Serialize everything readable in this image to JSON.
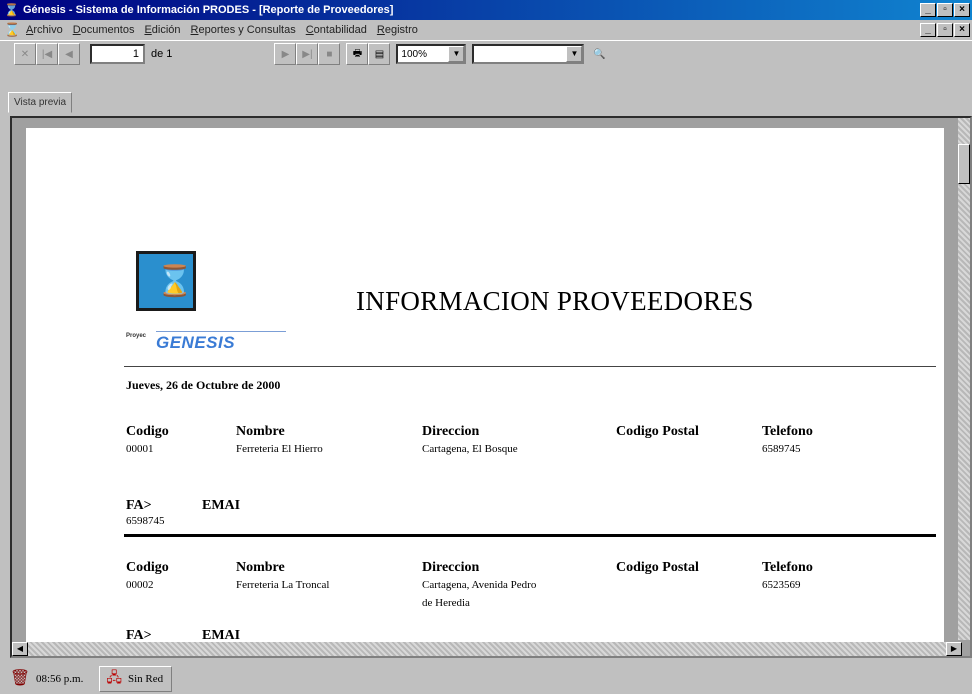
{
  "window": {
    "title": "Génesis - Sistema de Información PRODES - [Reporte de Proveedores]",
    "buttons": [
      "_",
      "▫",
      "×"
    ]
  },
  "menu": {
    "items": [
      "Archivo",
      "Documentos",
      "Edición",
      "Reportes y Consultas",
      "Contabilidad",
      "Registro"
    ]
  },
  "toolbar": {
    "page_current": "1",
    "page_of": "de 1",
    "zoom": "100%",
    "search_value": ""
  },
  "tab": {
    "label": "Vista previa"
  },
  "report": {
    "title": "INFORMACION PROVEEDORES",
    "date": "Jueves, 26 de Octubre de 2000",
    "logo_project": "Proyec",
    "logo_name": "GENESIS",
    "headers": {
      "codigo": "Codigo",
      "nombre": "Nombre",
      "direccion": "Direccion",
      "codigo_postal": "Codigo Postal",
      "telefono": "Telefono",
      "fax": "FA>",
      "email": "EMAI"
    },
    "records": [
      {
        "codigo": "00001",
        "nombre": "Ferreteria El Hierro",
        "direccion": "Cartagena, El Bosque",
        "codigo_postal": "",
        "telefono": "6589745",
        "fax": "6598745",
        "email": ""
      },
      {
        "codigo": "00002",
        "nombre": "Ferreteria La Troncal",
        "direccion_line1": "Cartagena, Avenida Pedro",
        "direccion_line2": "de Heredia",
        "codigo_postal": "",
        "telefono": "6523569"
      }
    ]
  },
  "status": {
    "time": "08:56 p.m.",
    "network": "Sin Red"
  }
}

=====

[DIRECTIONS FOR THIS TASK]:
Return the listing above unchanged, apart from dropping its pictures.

[RESULT]:
Serialize everything readable in this image to JSON.
{
  "window": {
    "title": "Génesis - Sistema de Información PRODES - [Reporte de Proveedores]",
    "buttons": [
      "_",
      "▫",
      "×"
    ]
  },
  "menu": {
    "items": [
      "Archivo",
      "Documentos",
      "Edición",
      "Reportes y Consultas",
      "Contabilidad",
      "Registro"
    ]
  },
  "toolbar": {
    "page_current": "1",
    "page_of": "de 1",
    "zoom": "100%",
    "search_value": ""
  },
  "tab": {
    "label": "Vista previa"
  },
  "report": {
    "title": "INFORMACION PROVEEDORES",
    "date": "Jueves, 26 de Octubre de 2000",
    "logo_project": "Proyec",
    "logo_name": "GENESIS",
    "headers": {
      "codigo": "Codigo",
      "nombre": "Nombre",
      "direccion": "Direccion",
      "codigo_postal": "Codigo Postal",
      "telefono": "Telefono",
      "fax": "FA>",
      "email": "EMAI"
    },
    "records": [
      {
        "codigo": "00001",
        "nombre": "Ferreteria El Hierro",
        "direccion": "Cartagena, El Bosque",
        "codigo_postal": "",
        "telefono": "6589745",
        "fax": "6598745",
        "email": ""
      },
      {
        "codigo": "00002",
        "nombre": "Ferreteria La Troncal",
        "direccion_line1": "Cartagena, Avenida Pedro",
        "direccion_line2": "de Heredia",
        "codigo_postal": "",
        "telefono": "6523569"
      }
    ]
  },
  "status": {
    "time": "08:56 p.m.",
    "network": "Sin Red"
  }
}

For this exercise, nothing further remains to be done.